New Zealand Prime Minister Jacinda Ardern on Thursday announced that she will step down next month after being in power for six years, saying she no longer has "enough in the tank" to lead.
"I had hoped that I would find what I needed to carry on over that period but, unfortunately, I haven't, and I would be doing a disservice to New Zealand to continue," the BBC quoted the Prime Minister as saying to reporters.
Ardern, who became the youngest female head of government in the world when she was elected Prime Minister in 2017 at the age of 37, said that the six "challenging" years in the job had taken a toll.
"It's one thing to lead your country through peace time, it's another to lead them through crisis," she said. "These events... have been taxing because of the weight, the sheer weight and continual nature of them.
There's never really been a moment where it's ever felt like we were just governing." She will step down as Labour Party leader no later than February 7, following which there will be a vote in the coming days to determine her replacement.
New Zealand will hold a general election on October 14. Ardern steered New Zealand through the Covid-19 pandemic and its ensuing recession, the Christchurch mosque shootings, and the White Island volcanic eruption, reports the BBC.
In 2020, she led her Labour Party to a landslide victory, but her domestic popularity has declined to new lows in recent months, according to opinion polls. In her address to the media, Ardern said she was not resigning because she believed Labour could not win the election, but because she thought it would.
"We need a fresh set of shoulders for that challenge," she said. The 42-year-old also listed her government's achievements on climate change, social housing and reducing child poverty as ones she was particularly proud of.
But she said she hoped New Zealanders would remember her "as someone who always tried to be kind". "I hope I leave New Zealanders with a belief that you can be kind, but strong, empathetic but decisive, optimistic but focused.
And that you can be your own kind of leader -- one who knows when it's time to go," she said.

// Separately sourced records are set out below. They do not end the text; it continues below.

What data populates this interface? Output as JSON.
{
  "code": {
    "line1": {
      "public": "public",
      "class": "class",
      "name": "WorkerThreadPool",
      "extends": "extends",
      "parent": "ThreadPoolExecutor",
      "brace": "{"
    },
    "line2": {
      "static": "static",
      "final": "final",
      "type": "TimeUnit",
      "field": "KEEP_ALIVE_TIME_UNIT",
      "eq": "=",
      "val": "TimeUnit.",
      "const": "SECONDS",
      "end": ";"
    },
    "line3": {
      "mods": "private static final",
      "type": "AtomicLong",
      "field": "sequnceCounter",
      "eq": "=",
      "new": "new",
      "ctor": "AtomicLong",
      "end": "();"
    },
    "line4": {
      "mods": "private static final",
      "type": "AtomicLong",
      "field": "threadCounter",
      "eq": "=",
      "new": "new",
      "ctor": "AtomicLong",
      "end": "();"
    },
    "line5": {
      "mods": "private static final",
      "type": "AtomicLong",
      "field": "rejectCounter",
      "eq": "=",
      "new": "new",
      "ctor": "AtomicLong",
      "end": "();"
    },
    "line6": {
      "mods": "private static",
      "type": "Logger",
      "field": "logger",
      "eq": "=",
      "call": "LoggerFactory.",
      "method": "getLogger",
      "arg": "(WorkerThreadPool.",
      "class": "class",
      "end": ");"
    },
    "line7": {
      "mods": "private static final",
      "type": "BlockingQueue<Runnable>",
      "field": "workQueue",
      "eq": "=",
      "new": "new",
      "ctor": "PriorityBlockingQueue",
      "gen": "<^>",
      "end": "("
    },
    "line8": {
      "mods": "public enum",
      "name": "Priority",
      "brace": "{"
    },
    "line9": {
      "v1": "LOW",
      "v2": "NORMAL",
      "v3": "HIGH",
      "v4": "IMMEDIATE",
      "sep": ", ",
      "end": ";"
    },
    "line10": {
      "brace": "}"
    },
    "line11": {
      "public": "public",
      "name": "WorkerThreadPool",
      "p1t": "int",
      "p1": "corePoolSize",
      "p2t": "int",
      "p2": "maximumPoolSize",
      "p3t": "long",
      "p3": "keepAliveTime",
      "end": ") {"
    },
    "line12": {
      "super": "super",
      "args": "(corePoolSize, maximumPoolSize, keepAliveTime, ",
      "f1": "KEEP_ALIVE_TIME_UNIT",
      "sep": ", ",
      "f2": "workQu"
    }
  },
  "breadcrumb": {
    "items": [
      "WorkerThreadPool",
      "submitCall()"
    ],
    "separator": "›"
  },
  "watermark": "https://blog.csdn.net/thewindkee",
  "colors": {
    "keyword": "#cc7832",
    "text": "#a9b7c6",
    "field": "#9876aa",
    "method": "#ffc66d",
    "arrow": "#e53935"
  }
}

Meanwhile, Deputy leader Grant Robertson said he would not contest the leadership vote, which will occur on Sunday.
If one candidate cannot garner the support of two-thirds of the party room, the vote will go to Labour's lay membership.